▶ **Work required**
Copy the records below exactly.

-- Opening Marker --

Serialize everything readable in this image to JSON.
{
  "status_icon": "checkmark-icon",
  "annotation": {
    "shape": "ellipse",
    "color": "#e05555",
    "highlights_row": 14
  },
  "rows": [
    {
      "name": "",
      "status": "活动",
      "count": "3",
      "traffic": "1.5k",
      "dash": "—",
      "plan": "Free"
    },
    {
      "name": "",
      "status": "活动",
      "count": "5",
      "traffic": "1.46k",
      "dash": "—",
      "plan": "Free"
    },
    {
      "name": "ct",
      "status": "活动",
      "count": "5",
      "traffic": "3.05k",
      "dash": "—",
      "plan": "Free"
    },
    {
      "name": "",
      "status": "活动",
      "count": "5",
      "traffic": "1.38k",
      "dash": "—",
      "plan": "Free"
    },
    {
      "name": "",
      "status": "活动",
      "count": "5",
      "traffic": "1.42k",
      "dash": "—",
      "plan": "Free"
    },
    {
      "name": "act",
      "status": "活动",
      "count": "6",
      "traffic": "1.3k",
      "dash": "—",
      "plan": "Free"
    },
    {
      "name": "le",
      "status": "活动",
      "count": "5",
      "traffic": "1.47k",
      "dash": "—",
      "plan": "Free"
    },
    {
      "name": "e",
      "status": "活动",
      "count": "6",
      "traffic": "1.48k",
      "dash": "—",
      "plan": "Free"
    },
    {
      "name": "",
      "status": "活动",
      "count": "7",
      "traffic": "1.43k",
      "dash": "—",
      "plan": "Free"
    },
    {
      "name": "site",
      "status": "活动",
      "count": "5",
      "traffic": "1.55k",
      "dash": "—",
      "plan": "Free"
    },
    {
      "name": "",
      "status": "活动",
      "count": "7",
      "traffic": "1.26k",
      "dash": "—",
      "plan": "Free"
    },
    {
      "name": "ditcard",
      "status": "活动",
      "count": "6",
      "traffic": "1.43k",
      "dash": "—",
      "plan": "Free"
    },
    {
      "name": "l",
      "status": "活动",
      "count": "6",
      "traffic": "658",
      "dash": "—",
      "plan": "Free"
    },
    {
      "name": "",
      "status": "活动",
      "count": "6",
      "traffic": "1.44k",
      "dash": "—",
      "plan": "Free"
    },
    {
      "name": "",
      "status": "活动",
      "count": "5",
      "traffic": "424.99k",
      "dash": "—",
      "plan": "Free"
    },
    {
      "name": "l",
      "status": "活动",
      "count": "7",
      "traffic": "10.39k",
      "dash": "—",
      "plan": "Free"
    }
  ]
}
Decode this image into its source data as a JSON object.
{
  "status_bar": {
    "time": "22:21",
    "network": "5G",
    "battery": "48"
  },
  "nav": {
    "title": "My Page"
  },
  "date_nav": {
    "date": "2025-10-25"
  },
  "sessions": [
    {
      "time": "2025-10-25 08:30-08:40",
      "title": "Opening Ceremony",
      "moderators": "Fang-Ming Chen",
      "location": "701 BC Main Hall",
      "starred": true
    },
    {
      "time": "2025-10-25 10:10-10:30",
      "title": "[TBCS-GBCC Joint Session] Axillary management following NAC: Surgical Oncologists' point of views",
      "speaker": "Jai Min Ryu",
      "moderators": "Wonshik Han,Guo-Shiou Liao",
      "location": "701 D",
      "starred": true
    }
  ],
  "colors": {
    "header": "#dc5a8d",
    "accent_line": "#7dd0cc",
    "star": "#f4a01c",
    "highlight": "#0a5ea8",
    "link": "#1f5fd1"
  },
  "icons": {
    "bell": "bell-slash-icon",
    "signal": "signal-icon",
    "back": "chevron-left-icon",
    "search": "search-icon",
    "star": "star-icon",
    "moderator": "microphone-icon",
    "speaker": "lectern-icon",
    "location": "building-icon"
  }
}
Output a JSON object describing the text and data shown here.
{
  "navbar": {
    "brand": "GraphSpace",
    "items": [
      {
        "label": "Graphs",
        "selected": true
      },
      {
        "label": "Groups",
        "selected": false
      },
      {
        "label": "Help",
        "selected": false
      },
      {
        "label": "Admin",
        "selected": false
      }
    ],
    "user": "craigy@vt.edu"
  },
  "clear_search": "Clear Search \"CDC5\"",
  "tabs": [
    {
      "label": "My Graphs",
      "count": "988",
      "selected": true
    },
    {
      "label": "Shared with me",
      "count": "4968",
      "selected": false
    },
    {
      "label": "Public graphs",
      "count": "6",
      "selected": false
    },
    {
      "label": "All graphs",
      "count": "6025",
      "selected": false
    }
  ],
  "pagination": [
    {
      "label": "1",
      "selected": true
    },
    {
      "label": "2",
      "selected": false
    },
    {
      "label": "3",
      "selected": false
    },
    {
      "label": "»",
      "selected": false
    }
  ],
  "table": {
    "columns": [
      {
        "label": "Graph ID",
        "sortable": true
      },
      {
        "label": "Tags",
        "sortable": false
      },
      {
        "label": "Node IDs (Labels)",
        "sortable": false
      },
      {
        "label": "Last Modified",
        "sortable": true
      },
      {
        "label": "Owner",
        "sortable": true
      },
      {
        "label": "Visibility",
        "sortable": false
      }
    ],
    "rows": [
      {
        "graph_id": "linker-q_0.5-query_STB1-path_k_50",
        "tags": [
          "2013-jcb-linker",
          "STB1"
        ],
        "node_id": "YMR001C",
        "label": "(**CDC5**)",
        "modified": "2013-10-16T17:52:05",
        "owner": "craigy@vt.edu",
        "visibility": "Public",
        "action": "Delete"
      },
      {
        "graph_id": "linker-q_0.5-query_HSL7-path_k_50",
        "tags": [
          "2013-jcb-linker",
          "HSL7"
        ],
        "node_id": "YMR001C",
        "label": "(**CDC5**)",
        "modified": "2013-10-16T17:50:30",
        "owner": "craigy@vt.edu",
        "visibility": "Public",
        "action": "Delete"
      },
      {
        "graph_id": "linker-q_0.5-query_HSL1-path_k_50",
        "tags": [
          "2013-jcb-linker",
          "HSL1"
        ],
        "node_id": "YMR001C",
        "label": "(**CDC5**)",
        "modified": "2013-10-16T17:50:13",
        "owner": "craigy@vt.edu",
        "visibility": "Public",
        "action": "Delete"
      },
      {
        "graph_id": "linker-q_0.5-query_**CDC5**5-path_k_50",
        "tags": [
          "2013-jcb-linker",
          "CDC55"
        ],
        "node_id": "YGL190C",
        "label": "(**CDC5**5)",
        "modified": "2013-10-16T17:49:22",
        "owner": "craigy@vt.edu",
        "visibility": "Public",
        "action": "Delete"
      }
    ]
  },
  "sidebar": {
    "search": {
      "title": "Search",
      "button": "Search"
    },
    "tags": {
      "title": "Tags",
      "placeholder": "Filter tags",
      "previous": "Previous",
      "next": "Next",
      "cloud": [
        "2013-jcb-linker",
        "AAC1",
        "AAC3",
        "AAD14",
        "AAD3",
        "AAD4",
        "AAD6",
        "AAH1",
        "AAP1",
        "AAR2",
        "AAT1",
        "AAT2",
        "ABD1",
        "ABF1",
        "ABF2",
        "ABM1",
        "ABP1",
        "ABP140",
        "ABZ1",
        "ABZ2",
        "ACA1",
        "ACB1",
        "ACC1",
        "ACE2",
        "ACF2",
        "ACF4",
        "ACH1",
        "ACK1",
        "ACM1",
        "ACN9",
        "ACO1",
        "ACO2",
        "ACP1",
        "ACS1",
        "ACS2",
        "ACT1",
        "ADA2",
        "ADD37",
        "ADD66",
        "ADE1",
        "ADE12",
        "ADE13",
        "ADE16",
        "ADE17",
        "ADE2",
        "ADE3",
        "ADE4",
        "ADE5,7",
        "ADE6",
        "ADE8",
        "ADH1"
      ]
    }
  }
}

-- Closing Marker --

▶ **Solution to this exercise**
Serialize everything readable in this image to JSON.
{
  "status_icon": "checkmark-icon",
  "annotation": {
    "shape": "ellipse",
    "color": "#e05555",
    "highlights_row": 14
  },
  "rows": [
    {
      "name": "",
      "status": "活动",
      "count": "3",
      "traffic": "1.5k",
      "dash": "—",
      "plan": "Free"
    },
    {
      "name": "",
      "status": "活动",
      "count": "5",
      "traffic": "1.46k",
      "dash": "—",
      "plan": "Free"
    },
    {
      "name": "ct",
      "status": "活动",
      "count": "5",
      "traffic": "3.05k",
      "dash": "—",
      "plan": "Free"
    },
    {
      "name": "",
      "status": "活动",
      "count": "5",
      "traffic": "1.38k",
      "dash": "—",
      "plan": "Free"
    },
    {
      "name": "",
      "status": "活动",
      "count": "5",
      "traffic": "1.42k",
      "dash": "—",
      "plan": "Free"
    },
    {
      "name": "act",
      "status": "活动",
      "count": "6",
      "traffic": "1.3k",
      "dash": "—",
      "plan": "Free"
    },
    {
      "name": "le",
      "status": "活动",
      "count": "5",
      "traffic": "1.47k",
      "dash": "—",
      "plan": "Free"
    },
    {
      "name": "e",
      "status": "活动",
      "count": "6",
      "traffic": "1.48k",
      "dash": "—",
      "plan": "Free"
    },
    {
      "name": "",
      "status": "活动",
      "count": "7",
      "traffic": "1.43k",
      "dash": "—",
      "plan": "Free"
    },
    {
      "name": "site",
      "status": "活动",
      "count": "5",
      "traffic": "1.55k",
      "dash": "—",
      "plan": "Free"
    },
    {
      "name": "",
      "status": "活动",
      "count": "7",
      "traffic": "1.26k",
      "dash": "—",
      "plan": "Free"
    },
    {
      "name": "ditcard",
      "status": "活动",
      "count": "6",
      "traffic": "1.43k",
      "dash": "—",
      "plan": "Free"
    },
    {
      "name": "l",
      "status": "活动",
      "count": "6",
      "traffic": "658",
      "dash": "—",
      "plan": "Free"
    },
    {
      "name": "",
      "status": "活动",
      "count": "6",
      "traffic": "1.44k",
      "dash": "—",
      "plan": "Free"
    },
    {
      "name": "",
      "status": "活动",
      "count": "5",
      "traffic": "424.99k",
      "dash": "—",
      "plan": "Free"
    },
    {
      "name": "l",
      "status": "活动",
      "count": "7",
      "traffic": "10.39k",
      "dash": "—",
      "plan": "Free"
    }
  ]
}
Decode this image into its source data as a JSON object.
{
  "status_bar": {
    "time": "22:21",
    "network": "5G",
    "battery": "48"
  },
  "nav": {
    "title": "My Page"
  },
  "date_nav": {
    "date": "2025-10-25"
  },
  "sessions": [
    {
      "time": "2025-10-25 08:30-08:40",
      "title": "Opening Ceremony",
      "moderators": "Fang-Ming Chen",
      "location": "701 BC Main Hall",
      "starred": true
    },
    {
      "time": "2025-10-25 10:10-10:30",
      "title": "[TBCS-GBCC Joint Session] Axillary management following NAC: Surgical Oncologists' point of views",
      "speaker": "Jai Min Ryu",
      "moderators": "Wonshik Han,Guo-Shiou Liao",
      "location": "701 D",
      "starred": true
    }
  ],
  "colors": {
    "header": "#dc5a8d",
    "accent_line": "#7dd0cc",
    "star": "#f4a01c",
    "highlight": "#0a5ea8",
    "link": "#1f5fd1"
  },
  "icons": {
    "bell": "bell-slash-icon",
    "signal": "signal-icon",
    "back": "chevron-left-icon",
    "search": "search-icon",
    "star": "star-icon",
    "moderator": "microphone-icon",
    "speaker": "lectern-icon",
    "location": "building-icon"
  }
}
Output a JSON object describing the text and data shown here.
{
  "navbar": {
    "brand": "GraphSpace",
    "items": [
      {
        "label": "Graphs",
        "selected": true
      },
      {
        "label": "Groups",
        "selected": false
      },
      {
        "label": "Help",
        "selected": false
      },
      {
        "label": "Admin",
        "selected": false
      }
    ],
    "user": "craigy@vt.edu"
  },
  "clear_search": "Clear Search \"CDC5\"",
  "tabs": [
    {
      "label": "My Graphs",
      "count": "988",
      "selected": true
    },
    {
      "label": "Shared with me",
      "count": "4968",
      "selected": false
    },
    {
      "label": "Public graphs",
      "count": "6",
      "selected": false
    },
    {
      "label": "All graphs",
      "count": "6025",
      "selected": false
    }
  ],
  "pagination": [
    {
      "label": "1",
      "selected": true
    },
    {
      "label": "2",
      "selected": false
    },
    {
      "label": "3",
      "selected": false
    },
    {
      "label": "»",
      "selected": false
    }
  ],
  "table": {
    "columns": [
      {
        "label": "Graph ID",
        "sortable": true
      },
      {
        "label": "Tags",
        "sortable": false
      },
      {
        "label": "Node IDs (Labels)",
        "sortable": false
      },
      {
        "label": "Last Modified",
        "sortable": true
      },
      {
        "label": "Owner",
        "sortable": true
      },
      {
        "label": "Visibility",
        "sortable": false
      }
    ],
    "rows": [
      {
        "graph_id": "linker-q_0.5-query_STB1-path_k_50",
        "tags": [
          "2013-jcb-linker",
          "STB1"
        ],
        "node_id": "YMR001C",
        "label": "(**CDC5**)",
        "modified": "2013-10-16T17:52:05",
        "owner": "craigy@vt.edu",
        "visibility": "Public",
        "action": "Delete"
      },
      {
        "graph_id": "linker-q_0.5-query_HSL7-path_k_50",
        "tags": [
          "2013-jcb-linker",
          "HSL7"
        ],
        "node_id": "YMR001C",
        "label": "(**CDC5**)",
        "modified": "2013-10-16T17:50:30",
        "owner": "craigy@vt.edu",
        "visibility": "Public",
        "action": "Delete"
      },
      {
        "graph_id": "linker-q_0.5-query_HSL1-path_k_50",
        "tags": [
          "2013-jcb-linker",
          "HSL1"
        ],
        "node_id": "YMR001C",
        "label": "(**CDC5**)",
        "modified": "2013-10-16T17:50:13",
        "owner": "craigy@vt.edu",
        "visibility": "Public",
        "action": "Delete"
      },
      {
        "graph_id": "linker-q_0.5-query_**CDC5**5-path_k_50",
        "tags": [
          "2013-jcb-linker",
          "CDC55"
        ],
        "node_id": "YGL190C",
        "label": "(**CDC5**5)",
        "modified": "2013-10-16T17:49:22",
        "owner": "craigy@vt.edu",
        "visibility": "Public",
        "action": "Delete"
      }
    ]
  },
  "sidebar": {
    "search": {
      "title": "Search",
      "button": "Search"
    },
    "tags": {
      "title": "Tags",
      "placeholder": "Filter tags",
      "previous": "Previous",
      "next": "Next",
      "cloud": [
        "2013-jcb-linker",
        "AAC1",
        "AAC3",
        "AAD14",
        "AAD3",
        "AAD4",
        "AAD6",
        "AAH1",
        "AAP1",
        "AAR2",
        "AAT1",
        "AAT2",
        "ABD1",
        "ABF1",
        "ABF2",
        "ABM1",
        "ABP1",
        "ABP140",
        "ABZ1",
        "ABZ2",
        "ACA1",
        "ACB1",
        "ACC1",
        "ACE2",
        "ACF2",
        "ACF4",
        "ACH1",
        "ACK1",
        "ACM1",
        "ACN9",
        "ACO1",
        "ACO2",
        "ACP1",
        "ACS1",
        "ACS2",
        "ACT1",
        "ADA2",
        "ADD37",
        "ADD66",
        "ADE1",
        "ADE12",
        "ADE13",
        "ADE16",
        "ADE17",
        "ADE2",
        "ADE3",
        "ADE4",
        "ADE5,7",
        "ADE6",
        "ADE8",
        "ADH1"
      ]
    }
  }
}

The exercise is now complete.